<!Note to self: mention RNA World>
Functional Nucleic Acids
As previously mentioned ribozymes fall under the category of enzymes. Most of the ribozymes studied up until recently in living organism fall into 9 classes.
- Cleaving Ribozymes
- 1 Self-cleaving i.e. The Hammerhead family (satellite RNA)
- 2 Trans-cleaving i.e. RNase P
- Splicing Ribozymes
- 3 Group I
- 4 Group II
- 5 Thermosensors
- 6 sRNAs
- 7 T-Boxes
- 8 Metabolites
- 9 Magnesium
Aptamers and Riboswitches
The word aptamer from the latin aptus and translates as the past participle of to fit were originally identified by employing the protocol SELEX. Therefore the word Aptamer describes their basic function as RNA or single stranded DNA (ssDNA)that can bind a ligand by assuming an specific structure.[5, 6] Yet, it would take several years until the discovery of the first in vivo aptamer or riboswitch . See the following page to get a better understanding of aptamers and riboswitches.
In vitro Selection of Functional Nucleic Acids
The image presented describes the basic method for performing a SELEX or In vivo selection experiment using single stranded nucleic acids (RNA,ssDNA,XNA) that are chemically synthesizedan have a constant region (CR) and a random region.
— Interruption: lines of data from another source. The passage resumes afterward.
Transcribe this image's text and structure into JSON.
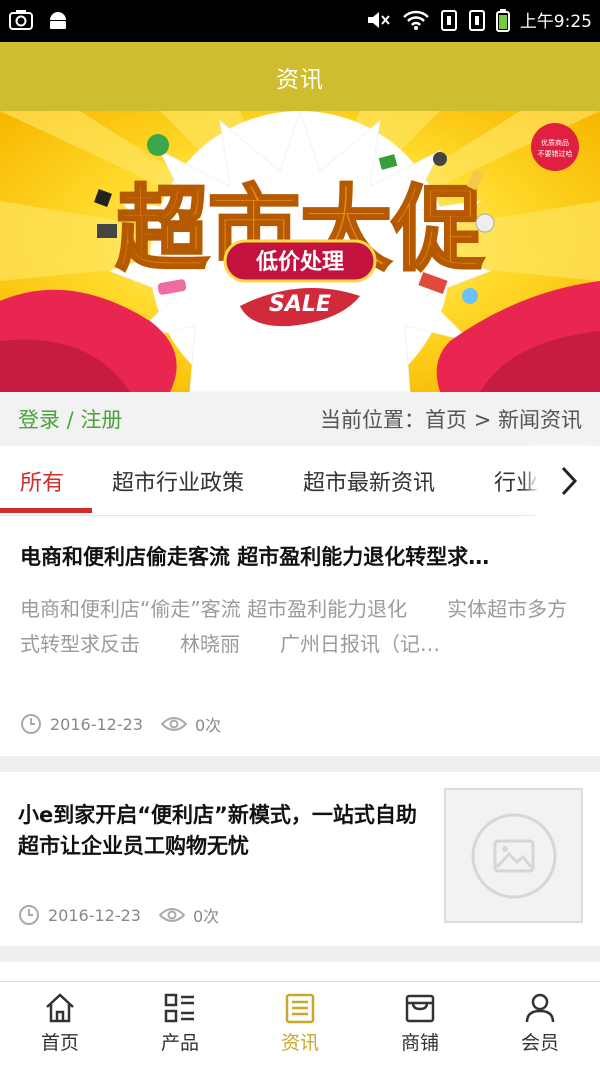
{
  "status_bar": {
    "time": "上午9:25"
  },
  "header": {
    "title": "资讯"
  },
  "banner": {
    "headline": "超市大促",
    "sub": "低价处理",
    "sale": "SALE",
    "badge_line1": "优质商品",
    "badge_line2": "不要错过哈"
  },
  "location": {
    "login": "登录 / 注册",
    "breadcrumb": "当前位置：首页 > 新闻资讯"
  },
  "tabs": [
    "所有",
    "超市行业政策",
    "超市最新资讯",
    "行业"
  ],
  "articles": [
    {
      "title": "电商和便利店偷走客流 超市盈利能力退化转型求…",
      "summary": "电商和便利店“偷走”客流 超市盈利能力退化　　实体超市多方式转型求反击　　林晓丽　　广州日报讯（记…",
      "date": "2016-12-23",
      "views": "0次"
    },
    {
      "title": "小e到家开启“便利店”新模式，一站式自助超市让企业员工购物无忧",
      "date": "2016-12-23",
      "views": "0次"
    }
  ],
  "nav": [
    "首页",
    "产品",
    "资讯",
    "商铺",
    "会员"
  ],
  "colors": {
    "header": "#cdbd2f",
    "active_tab": "#d12b2b",
    "active_nav": "#c9a72a",
    "login": "#4aa33a"
  }
}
Having the CR allows later amplification using PCR. The first step is subjecting the population of single stranded nucleic acids to specific selective condition in which function is possible. Then a (2) diverse subset of the population will perform the desired function and will be then (3) PCR amplified to make double stranded nucleic acids with the use of the CR introduced previously. Therefore the selection can continue to a following round, while at the same time a sample is obtained and can be sequenced. 
New Methods and Tools that assit In vitro selections
- Mfold - originally developed as a GUI or graphical user interface server for the prediction of the secondary structure of single stranded nucleic acids. The core algorithm predicts structures based on minimum free energies necessary to fold a structure. This algorithm can be used initially as a step to predict possible secondary structures of active sequences .
- Fluorescent analogues
Next Generation Sequencing
New Applications of FNAs
- Kruger K, Grabowski PJ, Zaug AJ, Sands J, Gottschling DE, and Cech TR. . pmid:6297745.
- Guerrier-Takada C, Gardiner K, Marsh T, Pace N, and Altman S. . pmid:6197186.
- Ellington AD and Szostak JW. . pmid:1697402.
- Tuerk C and Gold L. . pmid:2200121.
- Wilson DS and Szostak JW. . pmid:10872462.
- Winkler W, Nahvi A, and Breaker RR. . pmid:12410317.
- Emilsson GM and Breaker RR. . pmid:12022469.
- Zuker M. . pmid:12824337.